Sunday morning, I decided to make the drive north to Delaware Park and play the Noon $5,000 guaranty. I got to The Del at 11:00 and made a straight line for the sportsbook. Time to christen Delaware's sports wagering:
Bet looked better on paper than on the scoreboard.

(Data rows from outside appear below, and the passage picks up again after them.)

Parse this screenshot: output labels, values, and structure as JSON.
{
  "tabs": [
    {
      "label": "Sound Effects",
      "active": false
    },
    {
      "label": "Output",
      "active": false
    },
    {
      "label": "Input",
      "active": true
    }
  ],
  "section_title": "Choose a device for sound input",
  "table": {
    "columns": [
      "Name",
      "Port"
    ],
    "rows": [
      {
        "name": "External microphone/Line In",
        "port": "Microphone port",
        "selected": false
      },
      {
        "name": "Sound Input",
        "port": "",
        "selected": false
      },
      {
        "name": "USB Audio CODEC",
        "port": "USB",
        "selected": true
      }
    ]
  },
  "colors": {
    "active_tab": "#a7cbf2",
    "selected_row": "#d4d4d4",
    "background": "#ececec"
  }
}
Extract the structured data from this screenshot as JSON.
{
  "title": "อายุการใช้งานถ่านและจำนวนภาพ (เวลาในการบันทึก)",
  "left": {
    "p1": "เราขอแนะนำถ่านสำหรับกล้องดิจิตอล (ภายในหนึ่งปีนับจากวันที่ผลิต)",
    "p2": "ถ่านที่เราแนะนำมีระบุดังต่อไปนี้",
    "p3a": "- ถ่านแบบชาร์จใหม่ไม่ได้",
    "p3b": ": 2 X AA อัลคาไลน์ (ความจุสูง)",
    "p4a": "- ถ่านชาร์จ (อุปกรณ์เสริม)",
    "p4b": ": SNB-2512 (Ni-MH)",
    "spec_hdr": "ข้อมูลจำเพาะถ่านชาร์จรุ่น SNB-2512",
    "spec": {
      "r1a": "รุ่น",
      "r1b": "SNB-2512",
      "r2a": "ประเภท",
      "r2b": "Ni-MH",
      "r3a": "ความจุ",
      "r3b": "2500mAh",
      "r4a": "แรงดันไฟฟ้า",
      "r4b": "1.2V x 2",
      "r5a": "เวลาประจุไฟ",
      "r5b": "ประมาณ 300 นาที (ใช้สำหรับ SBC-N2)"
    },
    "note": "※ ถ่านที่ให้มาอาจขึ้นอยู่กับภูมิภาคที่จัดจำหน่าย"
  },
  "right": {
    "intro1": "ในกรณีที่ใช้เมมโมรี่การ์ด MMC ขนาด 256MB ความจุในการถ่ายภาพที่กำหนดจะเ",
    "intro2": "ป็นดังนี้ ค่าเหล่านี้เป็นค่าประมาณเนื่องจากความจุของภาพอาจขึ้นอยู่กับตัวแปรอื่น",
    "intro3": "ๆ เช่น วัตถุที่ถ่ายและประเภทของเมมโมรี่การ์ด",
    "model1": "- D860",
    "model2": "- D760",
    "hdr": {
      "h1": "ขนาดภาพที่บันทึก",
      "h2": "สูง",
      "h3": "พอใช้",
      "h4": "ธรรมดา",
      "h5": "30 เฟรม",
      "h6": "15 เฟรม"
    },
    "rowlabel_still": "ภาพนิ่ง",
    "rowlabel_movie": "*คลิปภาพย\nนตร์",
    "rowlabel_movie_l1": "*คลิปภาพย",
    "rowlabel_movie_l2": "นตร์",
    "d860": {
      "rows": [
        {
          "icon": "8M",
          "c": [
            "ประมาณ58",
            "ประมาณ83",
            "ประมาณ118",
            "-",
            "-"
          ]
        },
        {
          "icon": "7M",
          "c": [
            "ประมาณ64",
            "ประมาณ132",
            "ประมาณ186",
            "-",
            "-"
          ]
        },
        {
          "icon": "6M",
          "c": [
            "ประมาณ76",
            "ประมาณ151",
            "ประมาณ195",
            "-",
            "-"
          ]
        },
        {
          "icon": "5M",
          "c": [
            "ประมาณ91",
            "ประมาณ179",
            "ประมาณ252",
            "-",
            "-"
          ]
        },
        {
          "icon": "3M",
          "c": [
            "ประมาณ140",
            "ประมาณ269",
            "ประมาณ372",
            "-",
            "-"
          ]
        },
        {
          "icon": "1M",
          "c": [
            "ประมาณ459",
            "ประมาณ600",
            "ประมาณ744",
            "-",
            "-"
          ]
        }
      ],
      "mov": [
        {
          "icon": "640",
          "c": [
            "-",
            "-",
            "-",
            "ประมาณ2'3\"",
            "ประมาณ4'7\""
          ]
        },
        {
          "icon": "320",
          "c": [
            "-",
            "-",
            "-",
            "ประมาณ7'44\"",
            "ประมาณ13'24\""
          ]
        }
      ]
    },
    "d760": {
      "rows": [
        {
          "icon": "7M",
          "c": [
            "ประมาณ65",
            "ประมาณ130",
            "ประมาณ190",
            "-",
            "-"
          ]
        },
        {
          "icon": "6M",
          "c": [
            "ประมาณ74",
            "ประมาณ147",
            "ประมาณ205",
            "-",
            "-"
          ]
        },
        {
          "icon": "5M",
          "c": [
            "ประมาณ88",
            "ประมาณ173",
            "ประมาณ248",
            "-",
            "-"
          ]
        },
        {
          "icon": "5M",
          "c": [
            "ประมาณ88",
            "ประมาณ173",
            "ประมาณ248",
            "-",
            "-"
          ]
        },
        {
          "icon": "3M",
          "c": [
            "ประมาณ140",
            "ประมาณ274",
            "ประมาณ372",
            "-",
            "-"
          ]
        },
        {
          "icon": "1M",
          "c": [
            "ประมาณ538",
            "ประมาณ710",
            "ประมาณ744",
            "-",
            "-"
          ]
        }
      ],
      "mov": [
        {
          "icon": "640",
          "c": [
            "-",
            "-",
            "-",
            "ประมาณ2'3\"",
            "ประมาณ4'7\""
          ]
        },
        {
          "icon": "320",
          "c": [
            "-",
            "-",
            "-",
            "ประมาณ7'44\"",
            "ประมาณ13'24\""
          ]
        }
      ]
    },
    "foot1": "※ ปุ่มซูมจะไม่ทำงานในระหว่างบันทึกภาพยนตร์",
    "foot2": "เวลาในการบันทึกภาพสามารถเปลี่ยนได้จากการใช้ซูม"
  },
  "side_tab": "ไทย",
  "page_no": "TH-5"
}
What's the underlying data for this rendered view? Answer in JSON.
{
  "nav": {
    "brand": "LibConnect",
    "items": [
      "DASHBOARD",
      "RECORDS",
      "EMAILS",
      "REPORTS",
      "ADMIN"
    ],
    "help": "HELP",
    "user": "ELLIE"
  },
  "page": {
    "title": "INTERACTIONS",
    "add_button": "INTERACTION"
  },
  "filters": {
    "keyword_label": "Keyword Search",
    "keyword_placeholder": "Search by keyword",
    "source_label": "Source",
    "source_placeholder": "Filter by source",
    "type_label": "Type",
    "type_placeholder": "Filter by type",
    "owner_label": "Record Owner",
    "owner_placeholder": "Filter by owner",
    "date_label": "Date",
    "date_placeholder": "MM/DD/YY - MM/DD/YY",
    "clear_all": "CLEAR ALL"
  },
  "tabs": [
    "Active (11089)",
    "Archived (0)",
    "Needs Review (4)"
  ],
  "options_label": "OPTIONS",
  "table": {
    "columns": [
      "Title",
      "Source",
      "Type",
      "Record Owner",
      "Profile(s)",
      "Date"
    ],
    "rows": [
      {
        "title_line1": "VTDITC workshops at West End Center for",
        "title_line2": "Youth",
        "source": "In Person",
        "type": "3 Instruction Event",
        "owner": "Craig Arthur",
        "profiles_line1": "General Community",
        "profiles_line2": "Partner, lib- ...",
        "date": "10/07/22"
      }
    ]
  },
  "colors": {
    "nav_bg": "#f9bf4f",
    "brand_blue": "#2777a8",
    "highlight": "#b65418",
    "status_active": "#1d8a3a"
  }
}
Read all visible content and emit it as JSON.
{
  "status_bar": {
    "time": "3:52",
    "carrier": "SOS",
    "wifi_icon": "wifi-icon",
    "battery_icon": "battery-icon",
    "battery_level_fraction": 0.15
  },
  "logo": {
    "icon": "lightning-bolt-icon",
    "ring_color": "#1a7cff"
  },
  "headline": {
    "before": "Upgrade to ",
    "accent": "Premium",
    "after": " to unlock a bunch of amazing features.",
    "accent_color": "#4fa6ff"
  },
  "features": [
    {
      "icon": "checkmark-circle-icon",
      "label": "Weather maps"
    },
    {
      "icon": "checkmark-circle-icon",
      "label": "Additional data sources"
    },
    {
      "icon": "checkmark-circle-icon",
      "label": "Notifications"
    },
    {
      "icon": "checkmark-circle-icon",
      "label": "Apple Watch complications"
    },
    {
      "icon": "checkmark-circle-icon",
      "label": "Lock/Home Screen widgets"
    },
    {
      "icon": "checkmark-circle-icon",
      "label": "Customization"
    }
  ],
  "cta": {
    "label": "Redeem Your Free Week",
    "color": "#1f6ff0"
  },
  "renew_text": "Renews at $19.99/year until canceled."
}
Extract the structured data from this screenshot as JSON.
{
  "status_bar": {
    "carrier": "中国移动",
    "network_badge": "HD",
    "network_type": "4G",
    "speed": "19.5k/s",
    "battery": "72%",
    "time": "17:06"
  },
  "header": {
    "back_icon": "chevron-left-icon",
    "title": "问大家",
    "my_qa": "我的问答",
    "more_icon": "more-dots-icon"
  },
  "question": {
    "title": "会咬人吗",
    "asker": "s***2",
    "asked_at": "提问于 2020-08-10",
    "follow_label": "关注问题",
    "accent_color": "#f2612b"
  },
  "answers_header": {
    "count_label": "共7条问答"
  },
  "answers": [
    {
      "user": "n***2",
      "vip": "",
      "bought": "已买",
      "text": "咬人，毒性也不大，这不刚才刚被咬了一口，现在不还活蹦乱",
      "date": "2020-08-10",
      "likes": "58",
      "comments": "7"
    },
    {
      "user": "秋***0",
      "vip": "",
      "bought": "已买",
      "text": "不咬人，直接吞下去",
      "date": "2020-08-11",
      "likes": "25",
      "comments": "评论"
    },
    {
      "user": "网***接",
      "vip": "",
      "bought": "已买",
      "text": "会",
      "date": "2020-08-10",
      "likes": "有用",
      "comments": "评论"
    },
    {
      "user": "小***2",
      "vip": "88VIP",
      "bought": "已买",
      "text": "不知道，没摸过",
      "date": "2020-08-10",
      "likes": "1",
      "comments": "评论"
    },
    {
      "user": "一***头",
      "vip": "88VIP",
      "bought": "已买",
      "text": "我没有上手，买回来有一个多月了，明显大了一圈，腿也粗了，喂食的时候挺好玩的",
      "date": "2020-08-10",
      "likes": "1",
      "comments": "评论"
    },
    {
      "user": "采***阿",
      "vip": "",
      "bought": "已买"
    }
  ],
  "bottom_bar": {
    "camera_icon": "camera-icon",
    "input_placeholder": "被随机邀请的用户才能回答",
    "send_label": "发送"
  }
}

The Noon tourny started out well. I doubled up during the first level when my set of 7's held up against a Villian who over-played a flopped top pair with A9 on a 9-high board. Made it to the break with $15,600 in chips. I then went card dead for most of the fourth, fifth and sixth levels, until, with 1 minute left before the second break, I looked down at QQ on the button. A short-stack opened the action by shoving his last $1,500 or so. I raised to $3,500 and got a call from the big blind -- an older player who was solid. Flop came out K 7, 4 rainbow. Action came to a halt while the dealer messed with the side pot. Apparently, when he was done, he assumed the action had checked around and burned and turned, putting out another K. The floor was called, and the K was removed (according to the floor, if we reached the river, it would be reshuffled into the deck). When order was restored, the big blind led out for $5,000. Ordinarily, this would probably be a fairly easy fold. But, I talked myself into sticking around. Specifically, I convinced myself that AA would have re-popped pre-flop from the big blind. And given the fact that I had seen two K's (thanks to the dealer's error), I thought it was less likely that Villian had flopped top pair. So, I shoved all in. Villian flipped AK; I didn't hit my two-outer; and it was back on I-95 South with another weekend in the books.